**Exercise aim**: Repeat each entry as written, dropping any picture you find.

====

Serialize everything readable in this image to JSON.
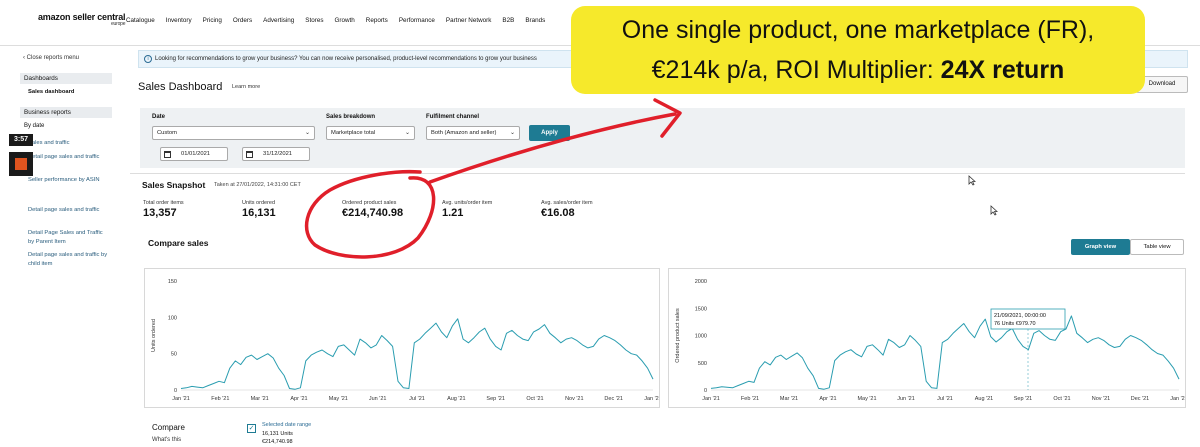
{
  "brand": {
    "name": "amazon seller central",
    "region": "europe"
  },
  "nav": [
    "Catalogue",
    "Inventory",
    "Pricing",
    "Orders",
    "Advertising",
    "Stores",
    "Growth",
    "Reports",
    "Performance",
    "Partner Network",
    "B2B",
    "Brands"
  ],
  "sidebar": {
    "close": "‹ Close reports menu",
    "dashboards_head": "Dashboards",
    "sales_dashboard": "Sales dashboard",
    "business_head": "Business reports",
    "by_date": "By date",
    "items": [
      "Sales and traffic",
      "Detail page sales and traffic",
      "Seller performance by ASIN",
      "Detail page sales and traffic",
      "Detail Page Sales and Traffic by Parent Item",
      "Detail page sales and traffic by child item"
    ],
    "timer": "3:57"
  },
  "banner": "Looking for recommendations to grow your business? You can now receive personalised, product-level recommendations to grow your business",
  "page": {
    "title": "Sales Dashboard",
    "learn_more": "Learn more",
    "download": "Download"
  },
  "filters": {
    "date_label": "Date",
    "date_value": "Custom",
    "breakdown_label": "Sales breakdown",
    "breakdown_value": "Marketplace total",
    "fulfilment_label": "Fulfilment channel",
    "fulfilment_value": "Both (Amazon and seller)",
    "apply": "Apply",
    "start_date": "01/01/2021",
    "end_date": "31/12/2021"
  },
  "snapshot": {
    "title": "Sales Snapshot",
    "taken": "Taken at 27/01/2022, 14:31:00 CET",
    "metrics": [
      {
        "label": "Total order items",
        "value": "13,357"
      },
      {
        "label": "Units ordered",
        "value": "16,131"
      },
      {
        "label": "Ordered product sales",
        "value": "€214,740.98"
      },
      {
        "label": "Avg. units/order item",
        "value": "1.21"
      },
      {
        "label": "Avg. sales/order item",
        "value": "€16.08"
      }
    ]
  },
  "compare": {
    "title": "Compare sales",
    "graph_view": "Graph view",
    "table_view": "Table view",
    "footer_label": "Compare",
    "whats_this": "What's this",
    "selected_range": "Selected date range",
    "units": "16,131 Units",
    "sales": "€214,740.98"
  },
  "chart_data": [
    {
      "type": "line",
      "title": "",
      "xlabel": "",
      "ylabel": "Units ordered",
      "ylim": [
        0,
        150
      ],
      "yticks": [
        "0",
        "50",
        "100",
        "150"
      ],
      "x_ticks": [
        "Jan '21",
        "Feb '21",
        "Mar '21",
        "Apr '21",
        "May '21",
        "Jun '21",
        "Jul '21",
        "Aug '21",
        "Sep '21",
        "Oct '21",
        "Nov '21",
        "Dec '21",
        "Jan '22"
      ],
      "color": "#2a9db0",
      "series": [
        {
          "values": [
            2,
            3,
            5,
            4,
            3,
            6,
            9,
            12,
            10,
            30,
            40,
            35,
            45,
            48,
            42,
            46,
            50,
            44,
            30,
            20,
            2,
            1,
            3,
            40,
            48,
            52,
            55,
            50,
            46,
            60,
            62,
            55,
            48,
            70,
            65,
            58,
            62,
            75,
            68,
            60,
            12,
            3,
            2,
            65,
            70,
            78,
            85,
            92,
            80,
            72,
            88,
            98,
            70,
            65,
            72,
            80,
            85,
            70,
            60,
            55,
            78,
            82,
            75,
            70,
            68,
            80,
            84,
            90,
            78,
            72,
            65,
            70,
            72,
            68,
            62,
            58,
            60,
            70,
            75,
            72,
            68,
            62,
            55,
            50,
            48,
            40,
            30,
            15
          ]
        }
      ]
    },
    {
      "type": "line",
      "title": "",
      "xlabel": "",
      "ylabel": "Ordered product sales",
      "ylim": [
        0,
        2000
      ],
      "yticks": [
        "0",
        "500",
        "1000",
        "1500",
        "2000"
      ],
      "x_ticks": [
        "Jan '21",
        "Feb '21",
        "Mar '21",
        "Apr '21",
        "May '21",
        "Jun '21",
        "Jul '21",
        "Aug '21",
        "Sep '21",
        "Oct '21",
        "Nov '21",
        "Dec '21",
        "Jan '22"
      ],
      "color": "#2a9db0",
      "tooltip": {
        "date": "21/09/2021, 00:00:00",
        "units": "76 Units",
        "sales": "€979.70"
      },
      "series": [
        {
          "values": [
            30,
            40,
            60,
            50,
            40,
            80,
            120,
            160,
            140,
            400,
            520,
            460,
            600,
            640,
            560,
            620,
            680,
            590,
            400,
            260,
            30,
            15,
            40,
            540,
            640,
            700,
            740,
            660,
            610,
            800,
            830,
            740,
            640,
            930,
            870,
            780,
            830,
            1000,
            910,
            800,
            160,
            40,
            30,
            870,
            930,
            1040,
            1130,
            1220,
            1070,
            960,
            1170,
            1300,
            980,
            880,
            960,
            1070,
            1130,
            930,
            800,
            740,
            1040,
            1090,
            1000,
            930,
            910,
            1070,
            1120,
            1360,
            1040,
            960,
            870,
            930,
            960,
            910,
            830,
            780,
            800,
            930,
            1000,
            960,
            910,
            830,
            740,
            670,
            640,
            530,
            400,
            200
          ]
        }
      ]
    }
  ],
  "overlay": {
    "callout_line1": "One single product, one marketplace (FR),",
    "callout_line2a": "€214k p/a, ROI Multiplier: ",
    "callout_line2b": "24X return"
  }
}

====

**Response to this exercise**:
Serialize everything readable in this image to JSON.
{
  "brand": {
    "name": "amazon seller central",
    "region": "europe"
  },
  "nav": [
    "Catalogue",
    "Inventory",
    "Pricing",
    "Orders",
    "Advertising",
    "Stores",
    "Growth",
    "Reports",
    "Performance",
    "Partner Network",
    "B2B",
    "Brands"
  ],
  "sidebar": {
    "close": "‹ Close reports menu",
    "dashboards_head": "Dashboards",
    "sales_dashboard": "Sales dashboard",
    "business_head": "Business reports",
    "by_date": "By date",
    "items": [
      "Sales and traffic",
      "Detail page sales and traffic",
      "Seller performance by ASIN",
      "Detail page sales and traffic",
      "Detail Page Sales and Traffic by Parent Item",
      "Detail page sales and traffic by child item"
    ],
    "timer": "3:57"
  },
  "banner": "Looking for recommendations to grow your business? You can now receive personalised, product-level recommendations to grow your business",
  "page": {
    "title": "Sales Dashboard",
    "learn_more": "Learn more",
    "download": "Download"
  },
  "filters": {
    "date_label": "Date",
    "date_value": "Custom",
    "breakdown_label": "Sales breakdown",
    "breakdown_value": "Marketplace total",
    "fulfilment_label": "Fulfilment channel",
    "fulfilment_value": "Both (Amazon and seller)",
    "apply": "Apply",
    "start_date": "01/01/2021",
    "end_date": "31/12/2021"
  },
  "snapshot": {
    "title": "Sales Snapshot",
    "taken": "Taken at 27/01/2022, 14:31:00 CET",
    "metrics": [
      {
        "label": "Total order items",
        "value": "13,357"
      },
      {
        "label": "Units ordered",
        "value": "16,131"
      },
      {
        "label": "Ordered product sales",
        "value": "€214,740.98"
      },
      {
        "label": "Avg. units/order item",
        "value": "1.21"
      },
      {
        "label": "Avg. sales/order item",
        "value": "€16.08"
      }
    ]
  },
  "compare": {
    "title": "Compare sales",
    "graph_view": "Graph view",
    "table_view": "Table view",
    "footer_label": "Compare",
    "whats_this": "What's this",
    "selected_range": "Selected date range",
    "units": "16,131 Units",
    "sales": "€214,740.98"
  },
  "chart_data": [
    {
      "type": "line",
      "title": "",
      "xlabel": "",
      "ylabel": "Units ordered",
      "ylim": [
        0,
        150
      ],
      "yticks": [
        "0",
        "50",
        "100",
        "150"
      ],
      "x_ticks": [
        "Jan '21",
        "Feb '21",
        "Mar '21",
        "Apr '21",
        "May '21",
        "Jun '21",
        "Jul '21",
        "Aug '21",
        "Sep '21",
        "Oct '21",
        "Nov '21",
        "Dec '21",
        "Jan '22"
      ],
      "color": "#2a9db0",
      "series": [
        {
          "values": [
            2,
            3,
            5,
            4,
            3,
            6,
            9,
            12,
            10,
            30,
            40,
            35,
            45,
            48,
            42,
            46,
            50,
            44,
            30,
            20,
            2,
            1,
            3,
            40,
            48,
            52,
            55,
            50,
            46,
            60,
            62,
            55,
            48,
            70,
            65,
            58,
            62,
            75,
            68,
            60,
            12,
            3,
            2,
            65,
            70,
            78,
            85,
            92,
            80,
            72,
            88,
            98,
            70,
            65,
            72,
            80,
            85,
            70,
            60,
            55,
            78,
            82,
            75,
            70,
            68,
            80,
            84,
            90,
            78,
            72,
            65,
            70,
            72,
            68,
            62,
            58,
            60,
            70,
            75,
            72,
            68,
            62,
            55,
            50,
            48,
            40,
            30,
            15
          ]
        }
      ]
    },
    {
      "type": "line",
      "title": "",
      "xlabel": "",
      "ylabel": "Ordered product sales",
      "ylim": [
        0,
        2000
      ],
      "yticks": [
        "0",
        "500",
        "1000",
        "1500",
        "2000"
      ],
      "x_ticks": [
        "Jan '21",
        "Feb '21",
        "Mar '21",
        "Apr '21",
        "May '21",
        "Jun '21",
        "Jul '21",
        "Aug '21",
        "Sep '21",
        "Oct '21",
        "Nov '21",
        "Dec '21",
        "Jan '22"
      ],
      "color": "#2a9db0",
      "tooltip": {
        "date": "21/09/2021, 00:00:00",
        "units": "76 Units",
        "sales": "€979.70"
      },
      "series": [
        {
          "values": [
            30,
            40,
            60,
            50,
            40,
            80,
            120,
            160,
            140,
            400,
            520,
            460,
            600,
            640,
            560,
            620,
            680,
            590,
            400,
            260,
            30,
            15,
            40,
            540,
            640,
            700,
            740,
            660,
            610,
            800,
            830,
            740,
            640,
            930,
            870,
            780,
            830,
            1000,
            910,
            800,
            160,
            40,
            30,
            870,
            930,
            1040,
            1130,
            1220,
            1070,
            960,
            1170,
            1300,
            980,
            880,
            960,
            1070,
            1130,
            930,
            800,
            740,
            1040,
            1090,
            1000,
            930,
            910,
            1070,
            1120,
            1360,
            1040,
            960,
            870,
            930,
            960,
            910,
            830,
            780,
            800,
            930,
            1000,
            960,
            910,
            830,
            740,
            670,
            640,
            530,
            400,
            200
          ]
        }
      ]
    }
  ],
  "overlay": {
    "callout_line1": "One single product, one marketplace (FR),",
    "callout_line2a": "€214k p/a, ROI Multiplier: ",
    "callout_line2b": "24X return"
  }
}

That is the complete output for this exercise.